Start of Exercise inputs

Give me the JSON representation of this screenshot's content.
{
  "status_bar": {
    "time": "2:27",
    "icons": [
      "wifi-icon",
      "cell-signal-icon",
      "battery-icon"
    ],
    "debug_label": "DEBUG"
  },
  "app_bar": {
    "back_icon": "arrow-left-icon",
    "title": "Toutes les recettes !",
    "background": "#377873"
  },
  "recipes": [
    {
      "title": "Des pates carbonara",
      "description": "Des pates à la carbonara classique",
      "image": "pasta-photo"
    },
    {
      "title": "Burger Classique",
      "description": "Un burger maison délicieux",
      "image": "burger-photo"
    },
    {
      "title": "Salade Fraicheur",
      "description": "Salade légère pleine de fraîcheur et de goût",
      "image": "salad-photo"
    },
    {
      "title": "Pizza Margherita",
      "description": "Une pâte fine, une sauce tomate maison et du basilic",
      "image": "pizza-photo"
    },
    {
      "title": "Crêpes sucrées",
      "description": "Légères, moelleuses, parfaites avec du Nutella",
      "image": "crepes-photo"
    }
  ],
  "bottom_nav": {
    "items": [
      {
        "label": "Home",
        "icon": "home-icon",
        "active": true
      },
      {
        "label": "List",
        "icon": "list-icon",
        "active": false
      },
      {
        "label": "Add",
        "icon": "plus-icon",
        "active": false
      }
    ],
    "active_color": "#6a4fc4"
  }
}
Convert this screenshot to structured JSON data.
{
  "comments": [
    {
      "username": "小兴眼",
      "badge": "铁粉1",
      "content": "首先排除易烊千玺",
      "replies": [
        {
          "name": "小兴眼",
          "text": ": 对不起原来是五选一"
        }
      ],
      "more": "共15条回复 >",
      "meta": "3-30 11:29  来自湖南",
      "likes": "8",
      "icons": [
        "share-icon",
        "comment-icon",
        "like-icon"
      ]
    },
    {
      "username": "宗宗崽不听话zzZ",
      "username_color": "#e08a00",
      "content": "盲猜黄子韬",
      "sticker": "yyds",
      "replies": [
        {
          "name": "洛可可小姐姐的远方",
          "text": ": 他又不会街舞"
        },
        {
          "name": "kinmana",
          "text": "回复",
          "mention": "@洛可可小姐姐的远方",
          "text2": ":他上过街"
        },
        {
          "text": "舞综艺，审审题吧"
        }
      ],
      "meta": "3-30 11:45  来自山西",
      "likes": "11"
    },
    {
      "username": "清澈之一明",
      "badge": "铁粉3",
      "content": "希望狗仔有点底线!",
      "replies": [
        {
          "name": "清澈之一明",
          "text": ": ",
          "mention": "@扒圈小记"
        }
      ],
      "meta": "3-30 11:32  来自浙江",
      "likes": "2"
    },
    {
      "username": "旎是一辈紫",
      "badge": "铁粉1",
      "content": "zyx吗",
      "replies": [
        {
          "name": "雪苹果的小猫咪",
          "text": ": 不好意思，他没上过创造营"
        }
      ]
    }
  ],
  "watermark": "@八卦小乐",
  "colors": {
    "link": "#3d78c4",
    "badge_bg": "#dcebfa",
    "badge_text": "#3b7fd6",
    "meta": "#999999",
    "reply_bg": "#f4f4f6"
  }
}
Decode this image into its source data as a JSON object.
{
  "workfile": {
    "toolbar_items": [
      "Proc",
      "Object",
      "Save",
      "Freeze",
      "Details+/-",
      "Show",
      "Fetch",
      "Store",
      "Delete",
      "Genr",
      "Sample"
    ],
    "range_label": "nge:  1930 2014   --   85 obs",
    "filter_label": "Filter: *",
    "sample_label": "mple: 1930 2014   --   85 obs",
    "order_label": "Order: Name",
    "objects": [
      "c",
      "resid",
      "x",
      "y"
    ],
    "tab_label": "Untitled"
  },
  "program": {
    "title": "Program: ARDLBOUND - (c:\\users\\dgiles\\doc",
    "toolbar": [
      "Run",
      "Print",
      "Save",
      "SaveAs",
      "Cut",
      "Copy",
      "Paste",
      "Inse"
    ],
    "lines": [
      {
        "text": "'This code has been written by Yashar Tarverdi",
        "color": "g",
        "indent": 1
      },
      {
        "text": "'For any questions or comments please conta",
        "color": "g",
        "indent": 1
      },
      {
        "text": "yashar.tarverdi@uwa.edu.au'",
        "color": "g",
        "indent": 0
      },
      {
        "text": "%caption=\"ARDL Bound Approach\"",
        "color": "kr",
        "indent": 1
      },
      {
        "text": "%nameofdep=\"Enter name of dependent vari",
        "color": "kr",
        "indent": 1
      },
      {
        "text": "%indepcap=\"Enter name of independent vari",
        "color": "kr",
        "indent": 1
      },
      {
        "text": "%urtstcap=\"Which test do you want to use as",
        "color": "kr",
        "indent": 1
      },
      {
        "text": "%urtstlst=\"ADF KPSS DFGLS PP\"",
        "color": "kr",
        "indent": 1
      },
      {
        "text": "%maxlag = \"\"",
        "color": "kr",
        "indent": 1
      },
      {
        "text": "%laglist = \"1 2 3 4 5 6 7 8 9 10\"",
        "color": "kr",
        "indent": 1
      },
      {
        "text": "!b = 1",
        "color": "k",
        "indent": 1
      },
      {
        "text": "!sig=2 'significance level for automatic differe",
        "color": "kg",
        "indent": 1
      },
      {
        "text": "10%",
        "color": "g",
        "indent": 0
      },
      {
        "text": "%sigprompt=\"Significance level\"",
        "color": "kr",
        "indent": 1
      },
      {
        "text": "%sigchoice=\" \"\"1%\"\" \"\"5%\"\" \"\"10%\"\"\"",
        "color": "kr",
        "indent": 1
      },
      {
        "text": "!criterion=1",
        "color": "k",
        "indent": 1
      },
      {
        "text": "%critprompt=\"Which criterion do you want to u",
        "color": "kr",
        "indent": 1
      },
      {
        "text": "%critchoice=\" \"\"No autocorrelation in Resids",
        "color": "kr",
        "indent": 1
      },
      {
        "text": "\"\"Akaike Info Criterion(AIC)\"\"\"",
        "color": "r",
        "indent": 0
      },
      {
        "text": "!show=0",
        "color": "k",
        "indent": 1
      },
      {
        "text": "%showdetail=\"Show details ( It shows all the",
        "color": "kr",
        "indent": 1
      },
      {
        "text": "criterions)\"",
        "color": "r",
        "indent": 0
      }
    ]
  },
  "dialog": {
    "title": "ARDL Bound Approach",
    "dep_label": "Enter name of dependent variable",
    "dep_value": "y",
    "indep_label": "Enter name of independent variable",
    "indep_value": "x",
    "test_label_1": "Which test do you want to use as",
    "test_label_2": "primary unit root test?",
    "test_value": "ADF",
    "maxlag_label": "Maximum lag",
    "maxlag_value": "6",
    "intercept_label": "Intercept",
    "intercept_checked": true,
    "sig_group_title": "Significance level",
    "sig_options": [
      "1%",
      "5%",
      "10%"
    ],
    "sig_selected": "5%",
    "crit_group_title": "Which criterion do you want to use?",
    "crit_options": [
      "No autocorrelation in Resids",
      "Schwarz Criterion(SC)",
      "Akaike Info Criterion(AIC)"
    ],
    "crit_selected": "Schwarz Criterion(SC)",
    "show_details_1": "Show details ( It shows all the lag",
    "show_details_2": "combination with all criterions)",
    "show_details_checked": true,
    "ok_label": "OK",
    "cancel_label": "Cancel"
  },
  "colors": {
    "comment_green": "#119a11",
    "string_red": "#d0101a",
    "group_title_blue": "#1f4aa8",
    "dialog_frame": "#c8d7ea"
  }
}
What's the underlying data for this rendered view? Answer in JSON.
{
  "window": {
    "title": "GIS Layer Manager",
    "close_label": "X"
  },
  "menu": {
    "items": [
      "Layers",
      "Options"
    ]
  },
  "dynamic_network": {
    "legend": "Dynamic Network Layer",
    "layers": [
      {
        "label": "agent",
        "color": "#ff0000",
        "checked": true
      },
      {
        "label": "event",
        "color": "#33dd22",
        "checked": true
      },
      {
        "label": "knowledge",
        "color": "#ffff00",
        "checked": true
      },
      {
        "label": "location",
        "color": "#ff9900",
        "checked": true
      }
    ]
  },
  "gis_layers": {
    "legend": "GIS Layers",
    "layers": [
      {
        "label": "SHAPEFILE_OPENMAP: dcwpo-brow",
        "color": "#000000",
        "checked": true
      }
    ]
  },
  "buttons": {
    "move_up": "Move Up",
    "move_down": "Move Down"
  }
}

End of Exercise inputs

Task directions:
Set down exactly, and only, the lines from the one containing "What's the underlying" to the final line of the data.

Output below:
What's the underlying data for this rendered view? Answer in JSON.
{
  "window": {
    "title": "GIS Layer Manager",
    "close_label": "X"
  },
  "menu": {
    "items": [
      "Layers",
      "Options"
    ]
  },
  "dynamic_network": {
    "legend": "Dynamic Network Layer",
    "layers": [
      {
        "label": "agent",
        "color": "#ff0000",
        "checked": true
      },
      {
        "label": "event",
        "color": "#33dd22",
        "checked": true
      },
      {
        "label": "knowledge",
        "color": "#ffff00",
        "checked": true
      },
      {
        "label": "location",
        "color": "#ff9900",
        "checked": true
      }
    ]
  },
  "gis_layers": {
    "legend": "GIS Layers",
    "layers": [
      {
        "label": "SHAPEFILE_OPENMAP: dcwpo-brow",
        "color": "#000000",
        "checked": true
      }
    ]
  },
  "buttons": {
    "move_up": "Move Up",
    "move_down": "Move Down"
  }
}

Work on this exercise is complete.